- Hyperparameters for your NAS method, as well as random seeds
Note that the easiest way to satisfy the first three of these is to use existing NAS benchmarks, rather than changing them or introducing new ones.
Best practices for comparing NAS methods
- For all NAS methods you compare, did you use exactly the same NAS benchmark, including the same dataset (with the same training-test split), search space and code for training the architectures and hyperparameters for that code?
- Did you control for confounding factors (different hardware, versions of DL libraries, different runtimes for the different methods)?
- Did you run ablation studies?
- Did you use the same evaluation protocol for the methods being compared?
- Did you compare performance over time?
- Did you compare to random search?
- Did you perform multiple runs of your experiments and report seeds?
- Did you use tabular or surrogate benchmarks for in-depth evaluations?
Best practices for reporting important details
- Did you report how you tuned hyperparameters, and what time and resources this required?
- Did you report the time for the entire end-to-end NAS method (rather than, e.g., only for the search phase)?
- Did you report all the details of your experimental setup?
It’s worth discussing the term “ablation studies” mentioned in the second group of criteria. Ablation studies originally referred to the surgical removal of body tissue. When applied to the brain, ablation studies (generally prompted by a serious medical condition, with the research done after the surgery) help to determine the function of parts of the brain.
In neural network research, ablation means removing features from neural networks to determine their importance. In NAS research, it refers to removing features from the search pipeline and training techniques, including hidden components, again to determine their importance.
Neural architecture search methods

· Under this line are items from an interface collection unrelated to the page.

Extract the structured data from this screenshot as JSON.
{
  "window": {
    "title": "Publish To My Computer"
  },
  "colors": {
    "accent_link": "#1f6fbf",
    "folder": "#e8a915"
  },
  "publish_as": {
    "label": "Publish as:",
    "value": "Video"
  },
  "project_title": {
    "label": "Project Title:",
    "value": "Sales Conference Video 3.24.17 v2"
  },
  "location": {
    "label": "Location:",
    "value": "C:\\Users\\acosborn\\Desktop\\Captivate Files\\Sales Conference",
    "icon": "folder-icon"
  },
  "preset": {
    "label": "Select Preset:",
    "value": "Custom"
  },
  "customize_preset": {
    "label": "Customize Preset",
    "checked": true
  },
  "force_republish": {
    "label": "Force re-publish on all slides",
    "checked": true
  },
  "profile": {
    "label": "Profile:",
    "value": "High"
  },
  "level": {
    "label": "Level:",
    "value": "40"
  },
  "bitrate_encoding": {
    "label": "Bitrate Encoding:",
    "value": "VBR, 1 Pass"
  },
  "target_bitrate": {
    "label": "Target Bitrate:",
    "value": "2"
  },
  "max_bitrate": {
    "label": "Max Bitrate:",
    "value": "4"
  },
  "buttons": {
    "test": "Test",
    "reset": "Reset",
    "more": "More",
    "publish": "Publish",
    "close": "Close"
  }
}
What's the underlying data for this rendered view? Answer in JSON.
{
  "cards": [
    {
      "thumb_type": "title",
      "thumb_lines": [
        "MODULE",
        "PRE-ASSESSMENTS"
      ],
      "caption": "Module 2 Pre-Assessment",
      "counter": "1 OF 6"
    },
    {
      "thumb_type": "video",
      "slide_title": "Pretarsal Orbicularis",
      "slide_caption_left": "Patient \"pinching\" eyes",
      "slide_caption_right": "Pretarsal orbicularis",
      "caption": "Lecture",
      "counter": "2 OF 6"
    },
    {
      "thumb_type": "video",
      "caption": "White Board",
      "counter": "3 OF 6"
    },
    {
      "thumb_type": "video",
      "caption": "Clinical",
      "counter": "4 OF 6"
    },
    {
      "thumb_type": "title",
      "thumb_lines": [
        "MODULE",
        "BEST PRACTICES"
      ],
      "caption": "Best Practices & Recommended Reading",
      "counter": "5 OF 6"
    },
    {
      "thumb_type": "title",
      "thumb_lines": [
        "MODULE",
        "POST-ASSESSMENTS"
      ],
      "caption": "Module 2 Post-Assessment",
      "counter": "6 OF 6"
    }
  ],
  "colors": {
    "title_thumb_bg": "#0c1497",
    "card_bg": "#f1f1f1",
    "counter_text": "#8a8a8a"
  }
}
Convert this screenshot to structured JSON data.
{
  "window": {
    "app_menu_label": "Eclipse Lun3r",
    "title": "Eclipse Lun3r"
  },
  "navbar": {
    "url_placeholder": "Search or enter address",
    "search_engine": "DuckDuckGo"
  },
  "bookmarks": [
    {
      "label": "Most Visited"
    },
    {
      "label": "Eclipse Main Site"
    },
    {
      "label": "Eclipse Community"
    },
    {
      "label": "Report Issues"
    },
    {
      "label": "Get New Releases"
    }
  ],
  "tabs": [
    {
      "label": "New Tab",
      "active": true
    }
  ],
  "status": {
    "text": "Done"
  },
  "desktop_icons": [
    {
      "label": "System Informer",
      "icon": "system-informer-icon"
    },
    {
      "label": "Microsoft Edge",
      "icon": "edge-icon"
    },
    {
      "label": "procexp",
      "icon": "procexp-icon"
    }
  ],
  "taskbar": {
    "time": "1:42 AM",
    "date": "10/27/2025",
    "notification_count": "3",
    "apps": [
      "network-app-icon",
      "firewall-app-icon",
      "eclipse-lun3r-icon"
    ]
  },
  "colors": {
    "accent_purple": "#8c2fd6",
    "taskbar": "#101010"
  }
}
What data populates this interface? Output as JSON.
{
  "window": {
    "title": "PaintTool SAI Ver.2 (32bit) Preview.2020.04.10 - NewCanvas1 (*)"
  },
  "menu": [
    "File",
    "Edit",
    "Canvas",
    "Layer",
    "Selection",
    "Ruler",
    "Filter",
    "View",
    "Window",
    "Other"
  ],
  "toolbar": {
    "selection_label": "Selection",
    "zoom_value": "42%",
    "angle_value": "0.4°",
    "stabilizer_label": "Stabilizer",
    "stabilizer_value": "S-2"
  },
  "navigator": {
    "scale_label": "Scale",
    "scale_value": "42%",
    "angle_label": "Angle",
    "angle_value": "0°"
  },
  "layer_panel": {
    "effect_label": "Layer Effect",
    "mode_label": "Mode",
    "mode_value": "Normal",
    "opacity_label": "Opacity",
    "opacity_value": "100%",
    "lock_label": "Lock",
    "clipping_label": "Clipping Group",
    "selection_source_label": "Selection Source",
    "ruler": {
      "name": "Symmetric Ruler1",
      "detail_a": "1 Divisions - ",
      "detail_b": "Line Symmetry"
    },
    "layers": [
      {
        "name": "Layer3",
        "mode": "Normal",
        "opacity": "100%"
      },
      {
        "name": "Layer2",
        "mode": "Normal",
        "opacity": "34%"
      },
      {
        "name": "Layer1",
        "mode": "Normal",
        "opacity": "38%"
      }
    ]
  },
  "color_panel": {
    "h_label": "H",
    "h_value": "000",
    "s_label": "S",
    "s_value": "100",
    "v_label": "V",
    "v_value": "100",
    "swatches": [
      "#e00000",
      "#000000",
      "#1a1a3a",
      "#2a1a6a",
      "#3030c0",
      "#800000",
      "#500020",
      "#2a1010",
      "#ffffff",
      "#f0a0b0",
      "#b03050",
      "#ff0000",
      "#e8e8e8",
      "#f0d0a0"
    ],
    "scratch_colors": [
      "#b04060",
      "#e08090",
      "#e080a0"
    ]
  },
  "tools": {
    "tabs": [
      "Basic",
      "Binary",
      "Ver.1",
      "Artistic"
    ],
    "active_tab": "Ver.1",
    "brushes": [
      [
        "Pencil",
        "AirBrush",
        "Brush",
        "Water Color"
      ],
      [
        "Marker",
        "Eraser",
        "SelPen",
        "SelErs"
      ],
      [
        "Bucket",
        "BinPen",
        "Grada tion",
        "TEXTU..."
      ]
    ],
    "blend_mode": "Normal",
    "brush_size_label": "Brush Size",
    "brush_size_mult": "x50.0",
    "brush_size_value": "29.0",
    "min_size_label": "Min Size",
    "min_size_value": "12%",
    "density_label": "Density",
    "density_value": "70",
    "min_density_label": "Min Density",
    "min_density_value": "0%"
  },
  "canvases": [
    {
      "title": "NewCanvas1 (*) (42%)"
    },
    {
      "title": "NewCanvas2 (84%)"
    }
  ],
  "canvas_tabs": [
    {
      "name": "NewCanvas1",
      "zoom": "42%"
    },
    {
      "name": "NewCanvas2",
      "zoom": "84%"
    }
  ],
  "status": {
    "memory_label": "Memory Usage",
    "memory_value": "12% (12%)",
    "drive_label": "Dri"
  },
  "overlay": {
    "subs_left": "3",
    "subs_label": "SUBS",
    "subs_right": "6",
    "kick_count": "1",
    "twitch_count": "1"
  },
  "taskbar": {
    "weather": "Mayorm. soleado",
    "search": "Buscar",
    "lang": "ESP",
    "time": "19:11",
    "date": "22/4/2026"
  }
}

Elsken et al. (2018) did a survey of neural architecture search methods, and categorised them in terms of search space, search strategy, and performance estimation strategy. Search spaces can be for whole architectures, layer by layer (macro search), or can be restricted to assembling pre-defined cells (cell search). Architectures built from cells use a drastically reduced search space; Zoph et al. (2018) estimate a 7x speedup.
Search strategies for neural architectures include random search, Bayesian optimisation, evolutionary methods, reinforcement learning, and gradient-based methods. There have been indications of success for all of these approaches, but none have really stood out.
The simplest way of estimating performance for neural networks is to train and validate the networks on data. Unfortunately, this can lead to computational demands on the order of thousands of GPU-days for neural architecture search. Ways of reducing the computation include lower fidelity estimates (fewer epochs of training, less data, and downscaled models); learning curve extrapolation (based on a just a few epochs); warm-started training (initialise weights by copying them from a parent model); and one-shot models with weight sharing (the subgraphs use the weights from the one-shot model). All of these methods can reduce the training time to a few GPU-days rather than a few thousands of GPU-days. The biases introduced by these approximations aren’t yet well understood, however.
Microsoft’s Project Petridish
Microsoft Research claims to have developed a new approach to neural architecture search that adds shortcut connections to existing network layers and uses weight-sharing. The added shortcut connections effectively perform gradient boosting on the augmented layers. They call this Project Petridish.
This method supposedly reduces the training time to a few GPU-days rather than a few thousands of GPU-days, and supports warm-started training. According to the researchers, the method works well both on cell search and macro search.
The experimental results quoted were pretty good for the CIFAR-10 image dataset, but nothing special for the Penn Treebank language dataset. While Project Petridish sounds interesting taken in isolation, without detailed comparison to the other methods discussed, it’s not clear whether it’s a major improvement for neural architecture search compared to the other speedup methods we’ve discussed, or just another way to get to the same place.